Abilene, Abilene, prettiest town I’ve ever seen.
Women there don’t treat you mean
in Abilene, my Abilene
When George Hamilton IV sang these words for the 1963 film Hootenanny Hoot, it was the virtues of Abilene, Kansas, not Texas, that he was eulogizing. But when Littlefield native Waylon Jennings re-recorded the song a year later, in 1964, surely it was Abilene, Texas that was on his mind, whether or not he told anyone so. Texas’s Abilene is the subject of Cliff Wilke’s exhibition My Abilene, on view at the city’s Center for Contemporary Arts through July 24. The exhibition is a love letter to his hometown, and Wilke’s Abilene is steeped in its own “Key City” lore, defined by its distinctive haunts and habitués.
Cliff Wilke — who, in addition to artist, includes educator and illustrator of The Adventures of Wilder Good (S. J. Dahlstrom) children’s book series among his job titles — approaches his work as the story of a place, pointing to the town’s own designation as the Storybook Capital of Texas. He admits that his paintings, as a narrative specific to Abilene, may connect most to an audience who hails from there. His work encompasses the town’s past, present, and future — things gone, things that never change, and new things that are “growing and developing.”
In viewing the exhibit, I mentally divided the paintings into three categories: places, people, and “leftovers.” Wilke’s past-present-future Abilene story is represented within each of these groupings. There are references to places now gone (Mr. G’s Burgers) and to those that endure (Joe Allen’s and the Ponca Motel). Likewise, there are tributes to the city’s local legends. Some of these, like Terry Berry — who always wore a “uniform” of short shorts, cap, tube socks, and sneakers — now live only in Abilene’s collective memory. Berry, who walked everywhere he went, died tragically in 2006, when he was hit by a train while jogging the tracks. Others of Wilke’s paintings allude to individuals who still contribute to everyday life, like famed Sam’s Club greeter Lina Musgrave. These folks, by the fact of their very being, are woven into the warp and weft that form the fabric of Abilene itself.
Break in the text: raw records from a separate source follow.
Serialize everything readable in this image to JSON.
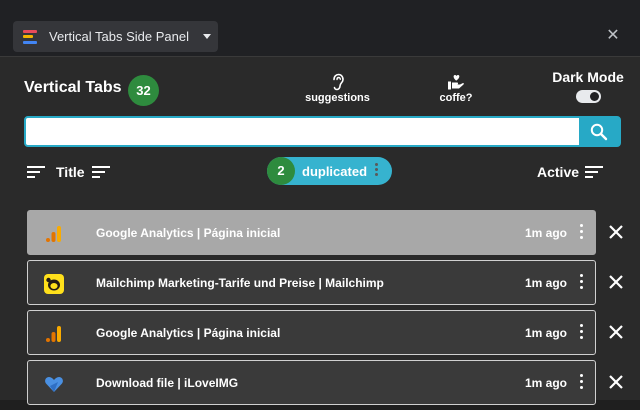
{
  "panel": {
    "selector_label": "Vertical Tabs Side Panel",
    "close_icon": "close-icon"
  },
  "header": {
    "title": "Vertical Tabs",
    "tab_count": "32",
    "suggestions_label": "suggestions",
    "coffee_label": "coffe?",
    "dark_mode_label": "Dark Mode",
    "dark_mode_on": true
  },
  "search": {
    "value": "",
    "placeholder": ""
  },
  "sort": {
    "title_label": "Title",
    "duplicated_count": "2",
    "duplicated_label": "duplicated",
    "active_label": "Active"
  },
  "tabs": [
    {
      "title": "Google Analytics | Página inicial",
      "time": "1m ago",
      "icon": "google-analytics-icon",
      "active": true
    },
    {
      "title": "Mailchimp Marketing-Tarife und Preise | Mailchimp",
      "time": "1m ago",
      "icon": "mailchimp-icon",
      "active": false
    },
    {
      "title": "Google Analytics | Página inicial",
      "time": "1m ago",
      "icon": "google-analytics-icon",
      "active": false
    },
    {
      "title": "Download file | iLoveIMG",
      "time": "1m ago",
      "icon": "iloveimg-icon",
      "active": false
    }
  ],
  "colors": {
    "accent": "#27a9c6",
    "badge": "#2e8b3e",
    "active_row": "#a8a8a8"
  }
}
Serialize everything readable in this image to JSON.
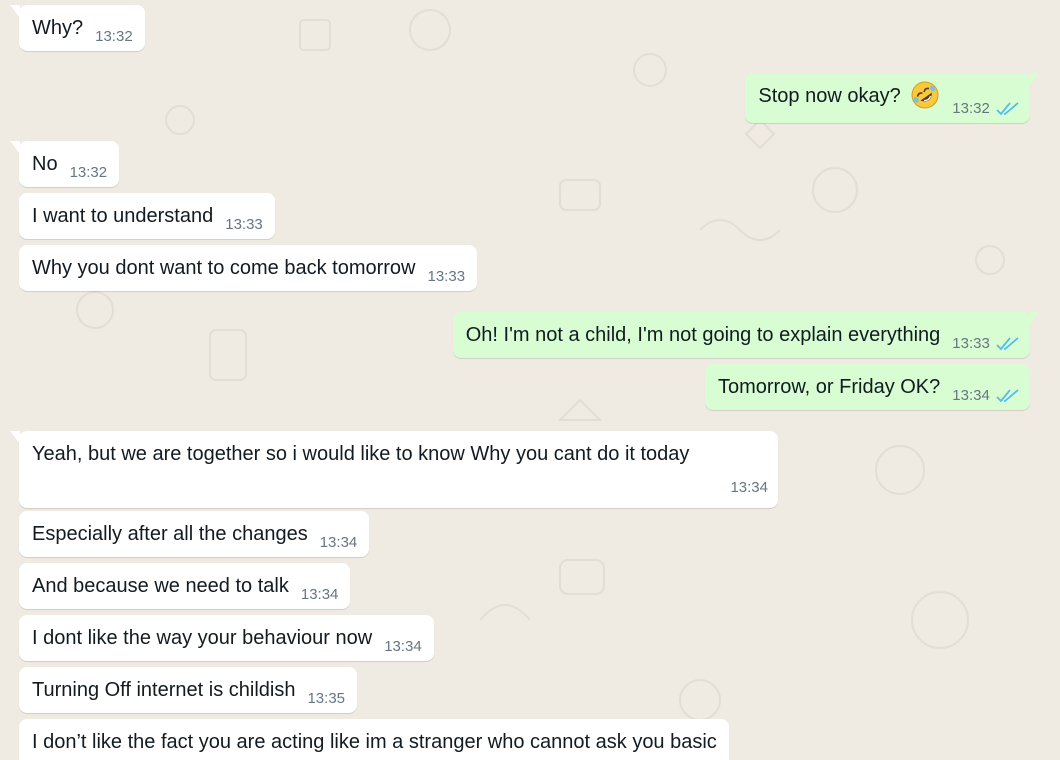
{
  "messages": [
    {
      "text": "Why?",
      "time": "13:32"
    },
    {
      "text": "Stop now okay?",
      "emoji": "rolling-on-floor-laughing-emoji",
      "time": "13:32"
    },
    {
      "text": "No",
      "time": "13:32"
    },
    {
      "text": "I want to understand",
      "time": "13:33"
    },
    {
      "text": "Why you dont want to come back tomorrow",
      "time": "13:33"
    },
    {
      "text": "Oh! I'm not a child, I'm not going to explain everything",
      "time": "13:33"
    },
    {
      "text": "Tomorrow, or Friday OK?",
      "time": "13:34"
    },
    {
      "text": "Yeah, but we are together so i would like to know Why you cant do it today",
      "time": "13:34"
    },
    {
      "text": "Especially after all the changes",
      "time": "13:34"
    },
    {
      "text": "And because we need to talk",
      "time": "13:34"
    },
    {
      "text": "I dont like the way your behaviour now",
      "time": "13:34"
    },
    {
      "text": "Turning Off internet is childish",
      "time": "13:35"
    },
    {
      "text": "I don’t like the fact you are acting like im a stranger who cannot ask you basic"
    }
  ],
  "colors": {
    "background": "#efeae2",
    "incoming_bubble": "#ffffff",
    "outgoing_bubble": "#d9fdd3",
    "read_ticks": "#53bdeb",
    "timestamp": "#667781"
  },
  "icons": {
    "read_receipt": "double-check-icon"
  }
}
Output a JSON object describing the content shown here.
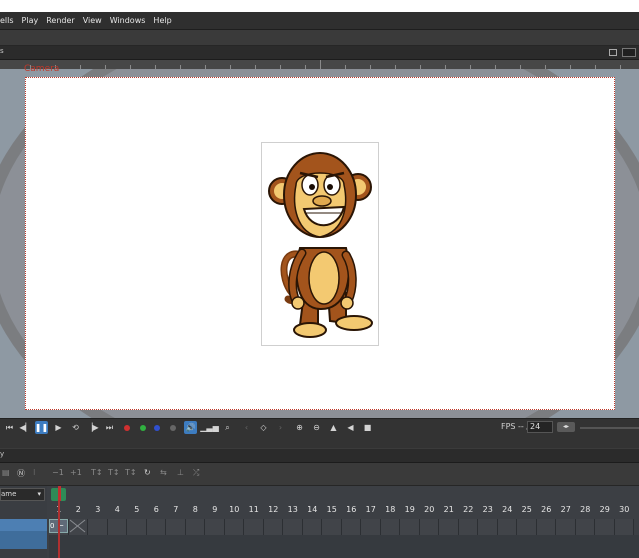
{
  "menu": {
    "items": [
      "ells",
      "Play",
      "Render",
      "View",
      "Windows",
      "Help"
    ]
  },
  "camera_panel": {
    "header_label": "s",
    "camera_label": "Camera"
  },
  "transport": {
    "fps_label": "FPS -- / ",
    "fps_value": "24",
    "spin_label": "◂▸"
  },
  "timeline_panel": {
    "header_label": "y",
    "tool_plus1_a": "−1",
    "tool_plus1_b": "+1",
    "layer_name_label": "ame",
    "cell_value": "0",
    "frame_numbers": [
      "1",
      "2",
      "3",
      "4",
      "5",
      "6",
      "7",
      "8",
      "9",
      "10",
      "11",
      "12",
      "13",
      "14",
      "15",
      "16",
      "17",
      "18",
      "19",
      "20",
      "21",
      "22",
      "23",
      "24",
      "25",
      "26",
      "27",
      "28",
      "29",
      "30"
    ]
  },
  "colors": {
    "accent_blue": "#3d7cc0",
    "playhead_red": "#b03030",
    "record_red": "#d03030",
    "record_green": "#30b040",
    "record_blue": "#3050d0"
  },
  "icons": [
    "first-frame-icon",
    "prev-frame-icon",
    "pause-icon",
    "play-icon",
    "loop-icon",
    "next-frame-icon",
    "last-frame-icon",
    "sound-icon",
    "zoom-icon",
    "zoom-in-icon",
    "zoom-out-icon"
  ]
}
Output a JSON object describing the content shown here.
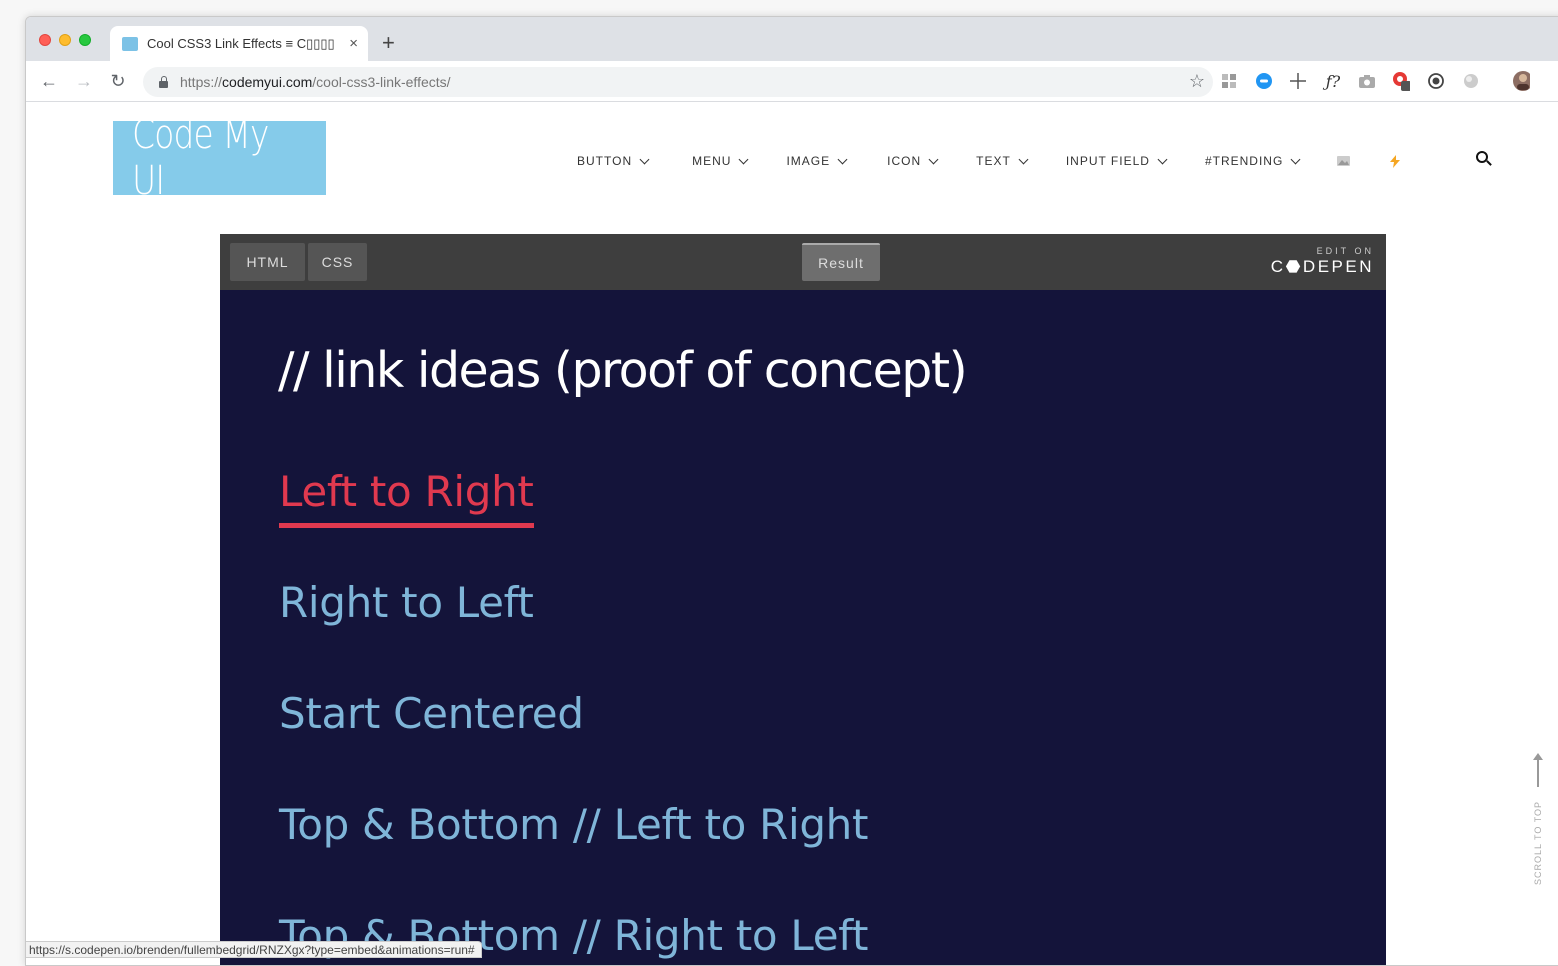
{
  "browser": {
    "tab_title": "Cool CSS3 Link Effects ≡ C▯▯▯▯",
    "tab_close": "×",
    "new_tab": "+",
    "url_prefix": "https://",
    "url_host": "codemyui.com",
    "url_path": "/cool-css3-link-effects/",
    "status_url": "https://s.codepen.io/brenden/fullembedgrid/RNZXgx?type=embed&animations=run#",
    "extensions": [
      "grid-icon",
      "blue-circle-icon",
      "move-icon",
      "function-icon",
      "camera-icon",
      "red-extension-icon",
      "record-icon",
      "grey-circle-icon",
      "profile-avatar"
    ]
  },
  "site": {
    "logo": "Code My UI",
    "nav": [
      "BUTTON",
      "MENU",
      "IMAGE",
      "ICON",
      "TEXT",
      "INPUT FIELD",
      "#TRENDING"
    ],
    "scroll_to_top": "SCROLL TO TOP"
  },
  "embed": {
    "tabs": {
      "html": "HTML",
      "css": "CSS",
      "result": "Result"
    },
    "codepen_edit": "EDIT ON",
    "codepen_brand": "C⬣DEPEN",
    "title": "// link ideas (proof of concept)",
    "links": [
      "Left to Right",
      "Right to Left",
      "Start Centered",
      "Top & Bottom // Left to Right",
      "Top & Bottom // Right to Left"
    ]
  },
  "colors": {
    "logo_bg": "#85cbea",
    "embed_bg": "#14143a",
    "link": "#7fb5d8",
    "link_active": "#e0394f"
  }
}
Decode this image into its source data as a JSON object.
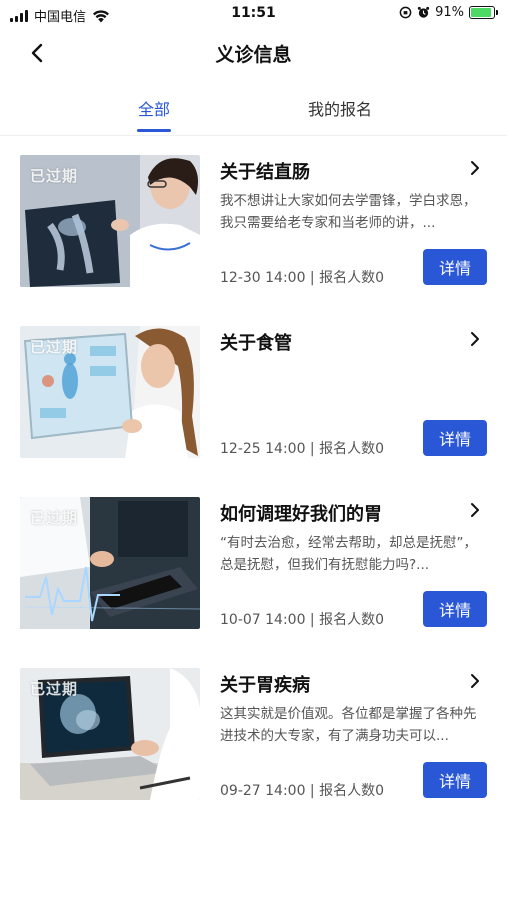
{
  "status_bar": {
    "carrier": "中国电信",
    "time": "11:51",
    "battery_percent": "91%",
    "battery_level": 0.91,
    "icons": [
      "signal-icon",
      "wifi-icon",
      "rotation-lock-icon",
      "alarm-icon",
      "battery-icon"
    ]
  },
  "nav": {
    "title": "义诊信息",
    "back_icon": "back-chevron-icon"
  },
  "tabs": [
    {
      "label": "全部",
      "active": true
    },
    {
      "label": "我的报名",
      "active": false
    }
  ],
  "colors": {
    "accent": "#2a57d6",
    "text_primary": "#111111",
    "text_secondary": "#555555"
  },
  "cards": [
    {
      "status": "已过期",
      "title": "关于结直肠",
      "desc": "我不想讲让大家如何去学雷锋，学白求恩，我只需要给老专家和当老师的讲，...",
      "meta": "12-30 14:00 | 报名人数0",
      "button": "详情"
    },
    {
      "status": "已过期",
      "title": "关于食管",
      "desc": "",
      "meta": "12-25 14:00 | 报名人数0",
      "button": "详情"
    },
    {
      "status": "已过期",
      "title": "如何调理好我们的胃",
      "desc": "“有时去治愈，经常去帮助，却总是抚慰”，总是抚慰，但我们有抚慰能力吗?...",
      "meta": "10-07 14:00 | 报名人数0",
      "button": "详情"
    },
    {
      "status": "已过期",
      "title": "关于胃疾病",
      "desc": "这其实就是价值观。各位都是掌握了各种先进技术的大专家，有了满身功夫可以...",
      "meta": "09-27 14:00 | 报名人数0",
      "button": "详情"
    }
  ]
}
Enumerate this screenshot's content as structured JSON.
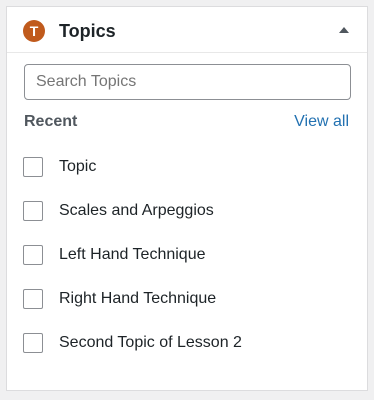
{
  "panel": {
    "icon_letter": "T",
    "title": "Topics",
    "collapse_icon": "triangle-up-icon"
  },
  "search": {
    "placeholder": "Search Topics",
    "value": ""
  },
  "recent": {
    "label": "Recent",
    "view_all_label": "View all"
  },
  "topics": [
    {
      "label": "Topic",
      "checked": false
    },
    {
      "label": "Scales and Arpeggios",
      "checked": false
    },
    {
      "label": "Left Hand Technique",
      "checked": false
    },
    {
      "label": "Right Hand Technique",
      "checked": false
    },
    {
      "label": "Second Topic of Lesson 2",
      "checked": false
    }
  ],
  "colors": {
    "brand": "#c05a1c",
    "link": "#2271b1",
    "border": "#8c8f94"
  }
}
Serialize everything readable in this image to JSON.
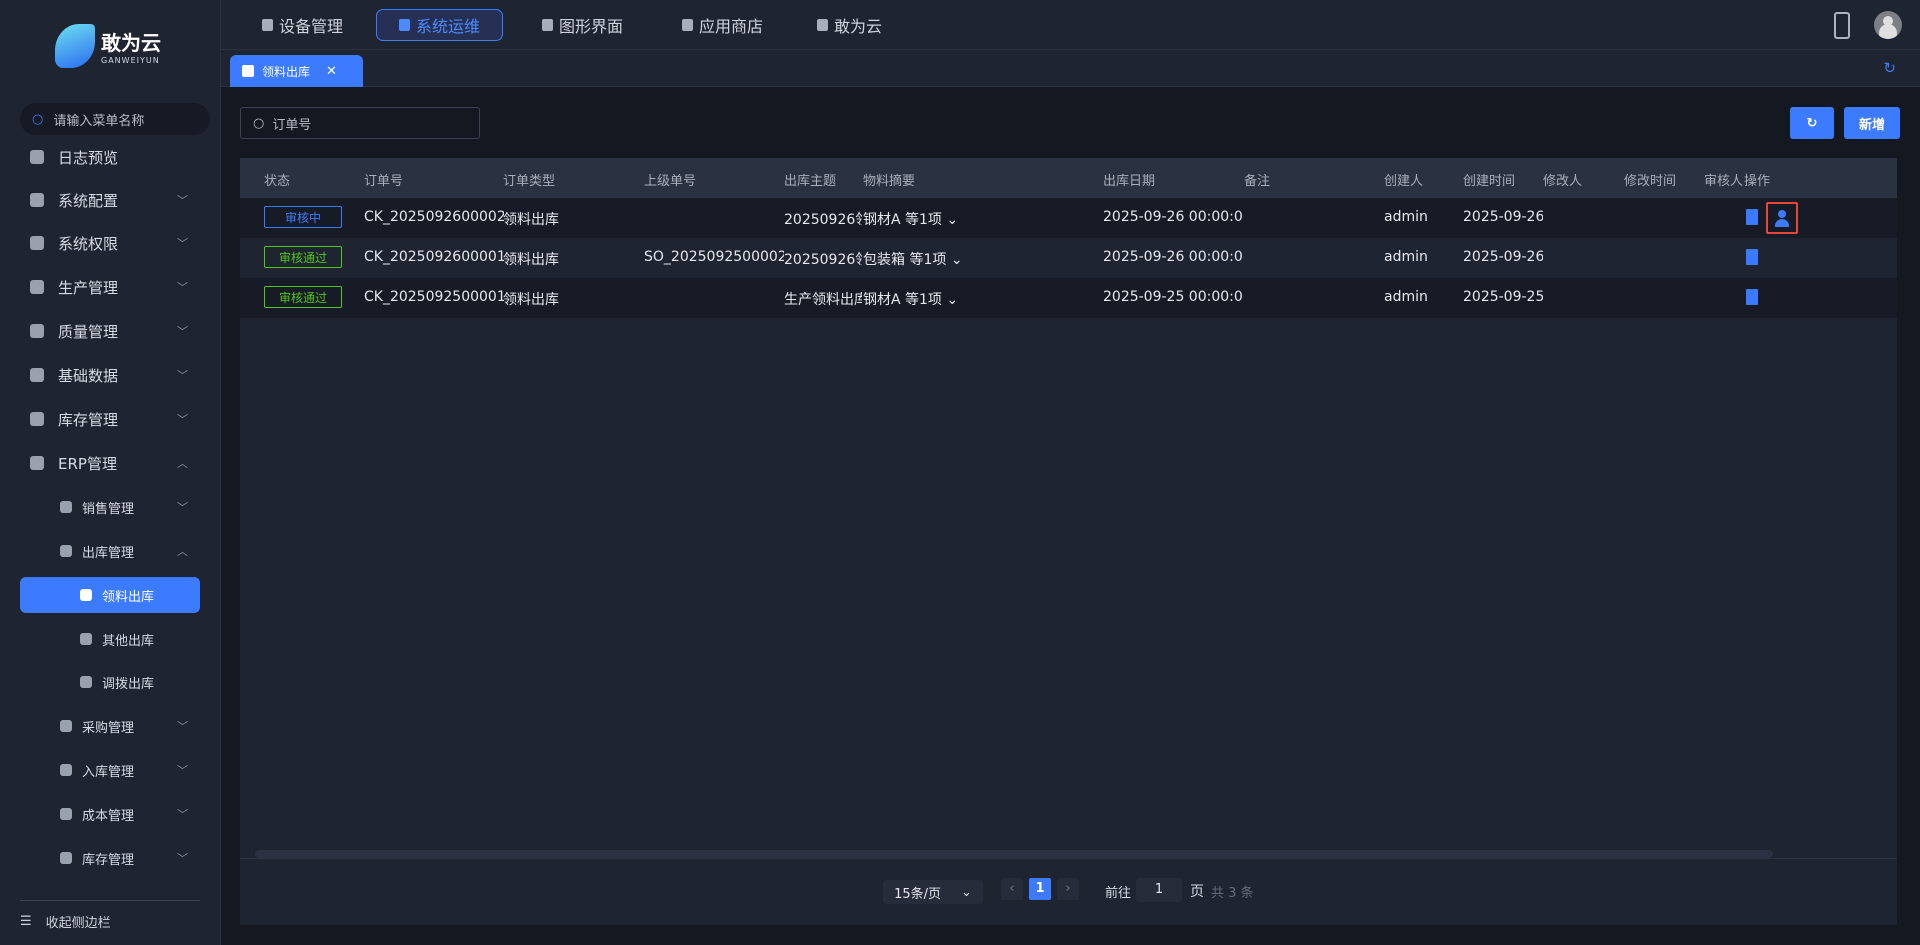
{
  "brand": {
    "name": "敢为云",
    "sub": "GANWEIYUN"
  },
  "sidebar": {
    "search_placeholder": "请输入菜单名称",
    "collapse": "收起侧边栏",
    "items": [
      {
        "label": "日志预览",
        "level": 0,
        "chev": ""
      },
      {
        "label": "系统配置",
        "level": 0,
        "chev": "﹀"
      },
      {
        "label": "系统权限",
        "level": 0,
        "chev": "﹀"
      },
      {
        "label": "生产管理",
        "level": 0,
        "chev": "﹀"
      },
      {
        "label": "质量管理",
        "level": 0,
        "chev": "﹀"
      },
      {
        "label": "基础数据",
        "level": 0,
        "chev": "﹀"
      },
      {
        "label": "库存管理",
        "level": 0,
        "chev": "﹀"
      },
      {
        "label": "ERP管理",
        "level": 0,
        "chev": "︿"
      },
      {
        "label": "销售管理",
        "level": 1,
        "chev": "﹀"
      },
      {
        "label": "出库管理",
        "level": 1,
        "chev": "︿"
      },
      {
        "label": "领料出库",
        "level": 2,
        "chev": "",
        "active": true
      },
      {
        "label": "其他出库",
        "level": 2,
        "chev": ""
      },
      {
        "label": "调拨出库",
        "level": 2,
        "chev": ""
      },
      {
        "label": "采购管理",
        "level": 1,
        "chev": "﹀"
      },
      {
        "label": "入库管理",
        "level": 1,
        "chev": "﹀"
      },
      {
        "label": "成本管理",
        "level": 1,
        "chev": "﹀"
      },
      {
        "label": "库存管理",
        "level": 1,
        "chev": "﹀"
      }
    ]
  },
  "topnav": [
    {
      "label": "设备管理"
    },
    {
      "label": "系统运维",
      "active": true
    },
    {
      "label": "图形界面"
    },
    {
      "label": "应用商店"
    },
    {
      "label": "敢为云"
    }
  ],
  "tabs": [
    {
      "label": "领料出库",
      "close": "✕"
    }
  ],
  "toolbar": {
    "search_placeholder": "订单号",
    "refresh_icon": "↻",
    "add_label": "新增"
  },
  "table": {
    "headers": [
      "状态",
      "订单号",
      "订单类型",
      "上级单号",
      "出库主题",
      "物料摘要",
      "出库日期",
      "备注",
      "创建人",
      "创建时间",
      "修改人",
      "修改时间",
      "审核人",
      "操作"
    ],
    "rows": [
      {
        "status": "审核中",
        "status_color": "#3c7bff",
        "order": "CK_2025092600002",
        "type": "领料出库",
        "parent": "",
        "subject": "20250926领料出库",
        "summary": "钢材A 等1项",
        "date": "2025-09-26 00:00:00",
        "remark": "",
        "creator": "admin",
        "created": "2025-09-26",
        "modifier": "",
        "modified": "",
        "auditor": "",
        "can_audit": true
      },
      {
        "status": "审核通过",
        "status_color": "#52c41a",
        "order": "CK_2025092600001",
        "type": "领料出库",
        "parent": "SO_2025092500002",
        "subject": "20250926领料出库",
        "summary": "包装箱 等1项",
        "date": "2025-09-26 00:00:00",
        "remark": "",
        "creator": "admin",
        "created": "2025-09-26",
        "modifier": "",
        "modified": "",
        "auditor": "",
        "can_audit": false
      },
      {
        "status": "审核通过",
        "status_color": "#52c41a",
        "order": "CK_2025092500001",
        "type": "领料出库",
        "parent": "",
        "subject": "生产领料出库",
        "summary": "钢材A 等1项",
        "date": "2025-09-25 00:00:00",
        "remark": "",
        "creator": "admin",
        "created": "2025-09-25",
        "modifier": "",
        "modified": "",
        "auditor": "",
        "can_audit": false
      }
    ]
  },
  "pagination": {
    "page_size": "15条/页",
    "current": "1",
    "goto_label": "前往",
    "goto_value": "1",
    "page_unit": "页",
    "total": "共 3 条"
  }
}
At first glance, the abstract paintings termed “leftovers” appear incongruous to the rest of the works in the show; but in process, they provide a thematic underpinning that is Wilke’s overarching premise: building something new using whatever resources are at hand. These paintings, like Wildflower Leftover Aerial and Cactus from Above, are made using the paint “left over” on the palette after another work is finished. It is within this series, too, that Wilke’s identity as educator is apparent. In a statement on “leftovers,” he explains that he tells his students, many of whom may come from difficult home environments: “Let your current situation, or past, educate you in some unique way. When challenges arise, take a moment to consider your options … How can I use what has been dealt to me to create something beautiful?”
It is this grit, this stick-to-itiveness, that has perhaps typified hardscrabble Texas cities such as Abilene. Many of its young residents — like Wilke — having moved away, are finding their paths back home. Now they are opening micro-breweries, cafes, and events centers; they are making music and working as artists. As in Wilke’s “leftovers” series, they are taking what their hometown offers them and building for its future. It is, as the downtown mural at Cal Mishay Art on Pine Street declares, in hometown musician Aaron Watson’s words: “Everybody dreams about what we’ve found — a big love in a small town.”
Through July 24 at Center for Contemporary Arts, 220 Cypress Street, Abilene, TX 79601. Hours: Tuesday-Saturday, 11:00 a.m. to 5:00 p.m. Open 5:00-8:00 p.m. every 2nd Thursday for Artwalk.